Random knowledge VI.
The actions of a systems cracker trying to get a foothold in someone's network by social engineering the people in the NOC and someone hunting for a job who is trying to get hold of a human being in the HR department somewhere in a company are not that different.
When writing Perl code, generally speaking the simplest code is what will do exactly what you need. If you overthink what you're working on, you won't get anywhere.. especially with the reverse operator.
Perl gives you enough rope to not only hang yourself but your entire family, too. Don't make it any more complex than it has to be.
The best programmes are not written.. they are grown one function at a time.
Toothpaste is good for cleaning silver.
Wet makes excellent skin lotion.
On a Debian GNU/Linux system, if you're trying to use the Galeon web-browser (and there's no reason you should not, it's really nice) and you can't access any SSL protected links (like Yahoo) because you get an error to the effect of "You must install the PSM package," you have to do just that:
root@debian-box:~ apt-get update

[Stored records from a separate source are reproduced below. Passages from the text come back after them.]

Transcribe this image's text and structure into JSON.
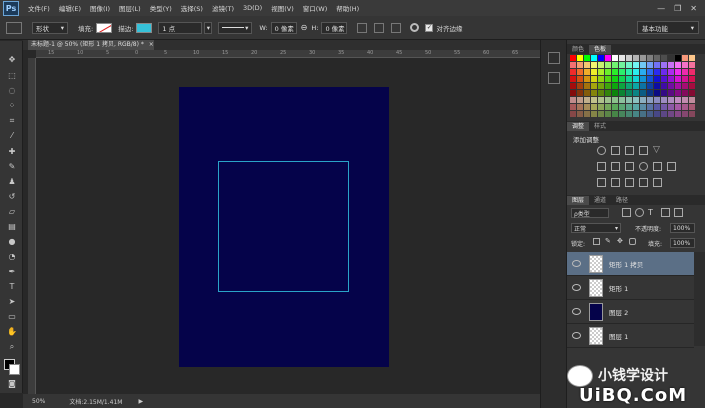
{
  "app": {
    "logo": "Ps"
  },
  "menu": [
    "文件(F)",
    "编辑(E)",
    "图像(I)",
    "图层(L)",
    "类型(Y)",
    "选择(S)",
    "滤镜(T)",
    "3D(D)",
    "视图(V)",
    "窗口(W)",
    "帮助(H)"
  ],
  "window_controls": {
    "minimize": "—",
    "restore": "❐",
    "close": "✕"
  },
  "options": {
    "tool_mode": "形状",
    "fill_label": "填充:",
    "stroke_label": "描边:",
    "stroke_width": "1 点",
    "w_label": "W:",
    "w_value": "0 像素",
    "link": "⊖",
    "h_label": "H:",
    "h_value": "0 像素",
    "align_edges": "对齐边缘",
    "workspace": "基本功能",
    "stroke_color": "#36c1d8"
  },
  "document": {
    "tab_title": "未标题-1 @ 50% (矩形 1 拷贝, RGB/8) *",
    "tab_close": "×",
    "canvas_color": "#05034a",
    "shape_stroke": "#2aa3c8"
  },
  "ruler_ticks": [
    "15",
    "10",
    "5",
    "0",
    "5",
    "10",
    "15",
    "20",
    "25",
    "30",
    "35",
    "40",
    "45",
    "50",
    "55",
    "60",
    "65"
  ],
  "status": {
    "zoom": "50%",
    "doc_info": "文档:2.15M/1.41M"
  },
  "panels": {
    "swatches": {
      "tabs": [
        "颜色",
        "色板"
      ],
      "active": 1
    },
    "adjustments": {
      "tabs": [
        "调整",
        "样式"
      ],
      "active": 0,
      "title": "添加调整"
    },
    "layers": {
      "tabs": [
        "图层",
        "通道",
        "路径"
      ],
      "active": 0,
      "filter_kind": "ρ类型",
      "blend_mode": "正常",
      "opacity_label": "不透明度:",
      "opacity": "100%",
      "lock_label": "锁定:",
      "fill_label": "填充:",
      "fill": "100%",
      "items": [
        {
          "name": "矩形 1 拷贝",
          "selected": true,
          "thumb": "checker"
        },
        {
          "name": "矩形 1",
          "selected": false,
          "thumb": "checker"
        },
        {
          "name": "图层 2",
          "selected": false,
          "thumb": "navy"
        },
        {
          "name": "图层 1",
          "selected": false,
          "thumb": "checker"
        }
      ]
    }
  },
  "watermark": {
    "line1": "小钱学设计",
    "line2": "UiBQ.CoM"
  }
}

root@debian-box:~ apt-get install mozilla-psm
When playing Uplink by Introversion for Linux, disable anything and everything that hooks /dev/audio and /dev/dsp.. even ESD (Enlightened Sound Daemon). If you don't, Uplink won't start. Even if you use esddsp to mediate between the two, it won't work.
Using esdctl (ESD control) utility to disable ESD (esdctl off) will do the trick.
If they give you a flattering nickname at work, they like you.
When changing the IP address of a system running Redhat Linux Advanced Server you have to edit the file /etc/sysconfig/network-scripts/ifcfg-
Spencer's Gifts, the bastion of modern kitsch culture in a mall near you, can have some surprisingly well built toys in stock. Try them before you scoff, you might just save yourself some money.
When attempting to use Redhat's kickstart utility to create a boot-it-and-forget-it system configuration (for mass-producing systems of a certain configuration) you have to boot your installation media (floppy or CD-ROM) with the following command for it to read the ks.cfg (Kickstart configuration) file:
It's documented in the Redhat 9 manual, but good luck finding it in a hurry.
Debugging always sucks. There's no way around it. Roll up your sleeves and get to work.